InfoWorld: What it's like to be No. 2? How would you differentiate the services that you offer from Amazon's?
Lew Moorman: I think Amazon has been a catalyst to this industry and has been a great pioneer in this space. But I think that we have a very different approach than Amazon has.
First of all, we are a hosting company, and we think our hosting roots are actually very powerful. It's going to be very difficult to tell the difference between hosting and cloud because I think every big customer is going to have some of each over time. So that portfolio [of hosting services] really matters.
Also, we are very committed to open standards. I'm actually here this week for the OpenStack Design Conference down in Santa Clara, Calif. There are 500 folks down there working on OpenStack, and we just couldn't be more pleased with how that's going. The idea is that you can run a Rackspace cloud through our public cloud. You can run it privately in our hosting environment, or you can run it on premise. And in the future you're going to be able to run it with our competitors.

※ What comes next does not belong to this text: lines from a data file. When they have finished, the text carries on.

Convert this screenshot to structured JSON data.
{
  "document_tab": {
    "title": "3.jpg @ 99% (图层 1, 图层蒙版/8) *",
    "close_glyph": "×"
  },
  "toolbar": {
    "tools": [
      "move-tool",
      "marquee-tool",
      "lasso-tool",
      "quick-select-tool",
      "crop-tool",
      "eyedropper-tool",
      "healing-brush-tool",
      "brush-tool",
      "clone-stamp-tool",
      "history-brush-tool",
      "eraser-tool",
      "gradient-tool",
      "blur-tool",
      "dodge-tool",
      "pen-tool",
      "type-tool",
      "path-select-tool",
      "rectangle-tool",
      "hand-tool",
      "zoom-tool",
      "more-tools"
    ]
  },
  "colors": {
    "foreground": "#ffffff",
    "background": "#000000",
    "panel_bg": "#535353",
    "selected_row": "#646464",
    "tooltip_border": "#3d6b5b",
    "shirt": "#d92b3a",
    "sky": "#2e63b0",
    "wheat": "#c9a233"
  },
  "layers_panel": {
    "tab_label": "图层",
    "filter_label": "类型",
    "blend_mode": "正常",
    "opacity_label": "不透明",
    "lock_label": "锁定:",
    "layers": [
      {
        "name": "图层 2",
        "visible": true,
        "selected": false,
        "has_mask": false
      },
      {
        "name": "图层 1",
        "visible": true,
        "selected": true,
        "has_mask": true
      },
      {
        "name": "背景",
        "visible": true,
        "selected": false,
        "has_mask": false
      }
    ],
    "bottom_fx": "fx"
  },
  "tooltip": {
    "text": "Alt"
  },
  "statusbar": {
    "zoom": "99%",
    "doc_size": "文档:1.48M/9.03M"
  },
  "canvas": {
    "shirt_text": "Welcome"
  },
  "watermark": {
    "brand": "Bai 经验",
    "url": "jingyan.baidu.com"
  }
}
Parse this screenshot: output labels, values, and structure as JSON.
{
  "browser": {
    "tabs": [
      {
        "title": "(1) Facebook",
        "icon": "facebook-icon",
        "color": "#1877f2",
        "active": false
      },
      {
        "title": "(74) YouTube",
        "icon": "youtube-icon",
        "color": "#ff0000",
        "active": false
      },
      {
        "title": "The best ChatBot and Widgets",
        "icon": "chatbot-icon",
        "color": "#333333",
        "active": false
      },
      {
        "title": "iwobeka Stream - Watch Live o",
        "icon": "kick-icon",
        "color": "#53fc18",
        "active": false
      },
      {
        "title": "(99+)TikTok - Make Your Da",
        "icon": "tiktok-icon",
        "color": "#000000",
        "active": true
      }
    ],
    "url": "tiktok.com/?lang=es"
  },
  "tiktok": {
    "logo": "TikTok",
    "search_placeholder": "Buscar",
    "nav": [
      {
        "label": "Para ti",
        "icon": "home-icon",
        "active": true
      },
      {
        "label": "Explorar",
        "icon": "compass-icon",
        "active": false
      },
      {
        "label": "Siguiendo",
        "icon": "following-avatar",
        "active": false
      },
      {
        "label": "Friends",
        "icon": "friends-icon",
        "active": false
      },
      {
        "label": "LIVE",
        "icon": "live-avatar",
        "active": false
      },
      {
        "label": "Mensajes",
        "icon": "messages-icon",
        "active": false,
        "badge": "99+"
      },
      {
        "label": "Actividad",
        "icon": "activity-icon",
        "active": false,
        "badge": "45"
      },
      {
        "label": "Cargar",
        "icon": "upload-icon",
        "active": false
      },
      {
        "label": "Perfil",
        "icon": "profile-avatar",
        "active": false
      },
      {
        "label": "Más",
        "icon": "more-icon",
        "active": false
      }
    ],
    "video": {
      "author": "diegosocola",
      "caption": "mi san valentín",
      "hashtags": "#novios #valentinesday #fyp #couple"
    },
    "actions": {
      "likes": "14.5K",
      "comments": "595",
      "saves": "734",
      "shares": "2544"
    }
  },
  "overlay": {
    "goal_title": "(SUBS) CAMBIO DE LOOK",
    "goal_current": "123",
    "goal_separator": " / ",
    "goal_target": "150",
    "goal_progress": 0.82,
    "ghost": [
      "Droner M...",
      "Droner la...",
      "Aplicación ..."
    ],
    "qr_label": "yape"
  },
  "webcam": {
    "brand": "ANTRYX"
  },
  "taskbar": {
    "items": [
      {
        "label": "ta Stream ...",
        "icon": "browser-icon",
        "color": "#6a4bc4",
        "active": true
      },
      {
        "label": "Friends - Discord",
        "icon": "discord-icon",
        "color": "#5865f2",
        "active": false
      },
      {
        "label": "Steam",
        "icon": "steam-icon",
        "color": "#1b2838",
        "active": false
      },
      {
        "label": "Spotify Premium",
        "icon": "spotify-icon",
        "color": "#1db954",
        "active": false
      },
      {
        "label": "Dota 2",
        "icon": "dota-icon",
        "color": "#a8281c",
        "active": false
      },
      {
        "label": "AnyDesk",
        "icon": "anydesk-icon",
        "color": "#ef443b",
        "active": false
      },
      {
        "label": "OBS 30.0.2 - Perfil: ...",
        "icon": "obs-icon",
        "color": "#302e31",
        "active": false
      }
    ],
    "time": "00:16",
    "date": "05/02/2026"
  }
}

And the last part, of course, is service. I think that when most people hear the name Rackspace, they think "service" and "customer support," and I think that the cloud needs support as much as the physical world did. In some cases, more so, because there's this explosion of applications that IT departments can't keep up with. They need some help keeping these applications up and running, responding to monitoring alerts, doing those kinds of things. So the idea that we log in to boxes and help you fix things is just a whole different kind of approach than Amazon has.
InfoWorld: You wouldn't say there is any significant difference in technology support?
Moorman: I think there is. We really want to build our cloud products to look and feel and act like traditional infrastructure. So we have persistent storage, we have static IPs, we are going to use VHDs, not a proprietary standard of disk format. So we are committed to having things look and feel and run very much like traditional infrastructure, which makes it very easy for people to use our cloud products. I think that Amazon has had just a different approach. It's not better or worse, it's just different.
InfoWorld: So in a nutshell, high availability and disaster recovery is cheaper under your model?
Moorman: No, I wouldn't agree with that.
InfoWorld: It's more familiar?
Moorman: It's simpler. It's more familiar -- there aren't new concepts to learn to use our cloud. We want to eliminate this need to re-architect for the cloud as much as possible, and we want things to work like you're used to them working.
InfoWorld: Could you give me a breakdown of applications on your cloud?
Moorman: I can give you a general sense. We have a lot of our enterprise customers who are using our cloud for dev and test, and so it's a great option for that. But I would say the predominant is public, bursty websites. So if you look at big media companies ... any company ...
Moorman: ... yeah, e-commerce, running promotional websites, public websites, the cloud is just such a better fit for it. Because many times you run promotions or run new initiatives and you have no idea how big they're going to be. So the ability to be able to sort of fine-tune that over time is something that really makes a big difference for customers.